Ontario, Canada
Thanks guys.....im going to review my tires carefully and see what i can do....my hope is to get into a routine like you guys and not have to replace all 6 at once.
 

Matt Colie

Member
Oct 25, 2019
161
19
18
When you are tire shopping, look at the difference between LRD and LRE. When I last looked, there was almost none and some suppliers didn't even offer an LRD.
And, If you have actually weighed the coach, you may find that LRD will be marginal on the steer wheels.

Matt
 

6cuda6

Active member
Oct 3, 2019
207
25
28
53
Ontario, Canada
When you are tire shopping, look at the difference between LRD and LRE. When I last looked, there was almost none and some suppliers didn't even offer an LRD.
And, If you have actually weighed the coach, you may find that LRD will be marginal on the steer wheels.

Matt
Im just going to go with load rating "E" tires......we tend to run light when we travel but this summer, if things sort out pandemic wise, we will be in areas were water hookups dont exist so we may be heavy.
 

LQQKatJon

New member
We had load range D on some delivery vans I used to have crews run back in the 90’s. Never weighed the vans, but that is what they had and what we replaced them with. But we also had random tire failures.
We decided to up to load range e tires and those random blow outs stopped.
Who knows maybe we were over rated, but I doubt it.
I am shopping for 4 for my coach this spring. Not sure what I will go with. I have transforce on now, but think maybe they ride a little rougher.
 

MikeB

Member
Oct 26, 2019
33
4
8
Lower Alabama
We had load range D on some delivery vans I used to have crews run back in the 90’s. Never weighed the vans, but that is what they had and what we replaced them with. But we also had random tire failures.
We decided to up to load range e tires and those random blow outs stopped.
Who knows maybe we were over rated, but I doubt it.
I am shopping for 4 for my coach this spring. Not sure what I will go with. I have transforce on now, but think maybe they ride a little rougher.
Did you ever have a blowout or failure with the Transforc?
 

LQQKatJon

New member
No. Tires have been on the back of the coach Since it looks like 2014: Maybe 20k miles??? They are not wore out, but I plan on a cross country mid july trip, so I want newer tires, and picked up 4 alcoas for the back.

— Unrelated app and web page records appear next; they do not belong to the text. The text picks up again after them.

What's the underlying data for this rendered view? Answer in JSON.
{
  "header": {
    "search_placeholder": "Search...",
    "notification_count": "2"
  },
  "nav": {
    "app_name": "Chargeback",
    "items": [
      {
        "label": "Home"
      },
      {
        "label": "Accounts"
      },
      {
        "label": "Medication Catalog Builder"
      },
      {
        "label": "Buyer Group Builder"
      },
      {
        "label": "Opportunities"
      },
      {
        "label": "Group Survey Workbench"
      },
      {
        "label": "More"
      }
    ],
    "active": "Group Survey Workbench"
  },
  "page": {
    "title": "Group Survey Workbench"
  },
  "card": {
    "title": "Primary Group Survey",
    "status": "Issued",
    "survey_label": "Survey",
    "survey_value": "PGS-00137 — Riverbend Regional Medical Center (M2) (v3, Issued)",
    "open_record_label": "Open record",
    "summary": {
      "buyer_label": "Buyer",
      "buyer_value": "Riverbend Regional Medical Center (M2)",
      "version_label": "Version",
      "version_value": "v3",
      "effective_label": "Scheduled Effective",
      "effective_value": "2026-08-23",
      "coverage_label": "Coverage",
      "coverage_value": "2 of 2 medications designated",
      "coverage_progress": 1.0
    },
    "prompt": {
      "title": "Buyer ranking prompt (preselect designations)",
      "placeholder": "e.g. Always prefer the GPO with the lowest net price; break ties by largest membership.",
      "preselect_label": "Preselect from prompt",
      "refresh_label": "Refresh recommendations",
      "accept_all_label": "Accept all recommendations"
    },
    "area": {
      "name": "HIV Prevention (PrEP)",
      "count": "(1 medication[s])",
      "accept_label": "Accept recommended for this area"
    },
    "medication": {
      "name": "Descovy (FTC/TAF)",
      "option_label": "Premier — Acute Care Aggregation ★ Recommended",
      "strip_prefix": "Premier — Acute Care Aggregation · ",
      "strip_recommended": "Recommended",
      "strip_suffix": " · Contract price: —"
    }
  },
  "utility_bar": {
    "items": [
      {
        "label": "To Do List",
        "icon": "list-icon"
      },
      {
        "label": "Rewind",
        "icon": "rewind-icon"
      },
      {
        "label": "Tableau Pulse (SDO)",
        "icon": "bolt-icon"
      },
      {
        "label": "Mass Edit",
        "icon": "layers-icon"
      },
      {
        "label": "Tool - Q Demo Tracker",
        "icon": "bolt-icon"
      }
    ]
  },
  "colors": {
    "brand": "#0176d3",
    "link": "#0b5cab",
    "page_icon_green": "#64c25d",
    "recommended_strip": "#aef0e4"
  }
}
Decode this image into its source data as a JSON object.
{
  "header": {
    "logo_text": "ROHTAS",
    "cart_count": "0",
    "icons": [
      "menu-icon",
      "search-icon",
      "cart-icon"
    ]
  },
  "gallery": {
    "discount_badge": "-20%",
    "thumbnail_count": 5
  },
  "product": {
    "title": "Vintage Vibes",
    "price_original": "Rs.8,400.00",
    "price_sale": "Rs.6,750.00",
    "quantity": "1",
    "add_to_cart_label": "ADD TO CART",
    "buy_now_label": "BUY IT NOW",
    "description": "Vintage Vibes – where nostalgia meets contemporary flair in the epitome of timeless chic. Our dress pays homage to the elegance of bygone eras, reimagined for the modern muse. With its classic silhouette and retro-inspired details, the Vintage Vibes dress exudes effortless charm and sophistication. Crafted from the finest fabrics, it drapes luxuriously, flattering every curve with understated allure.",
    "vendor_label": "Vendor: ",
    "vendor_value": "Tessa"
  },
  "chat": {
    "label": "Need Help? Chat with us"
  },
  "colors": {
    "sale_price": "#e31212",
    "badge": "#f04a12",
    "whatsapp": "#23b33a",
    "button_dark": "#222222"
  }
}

We put transforce on most of our work trucks.


i have heard some complain they ride like a lumberwagon. So I wanted to try a different tire, but not sure that will work out.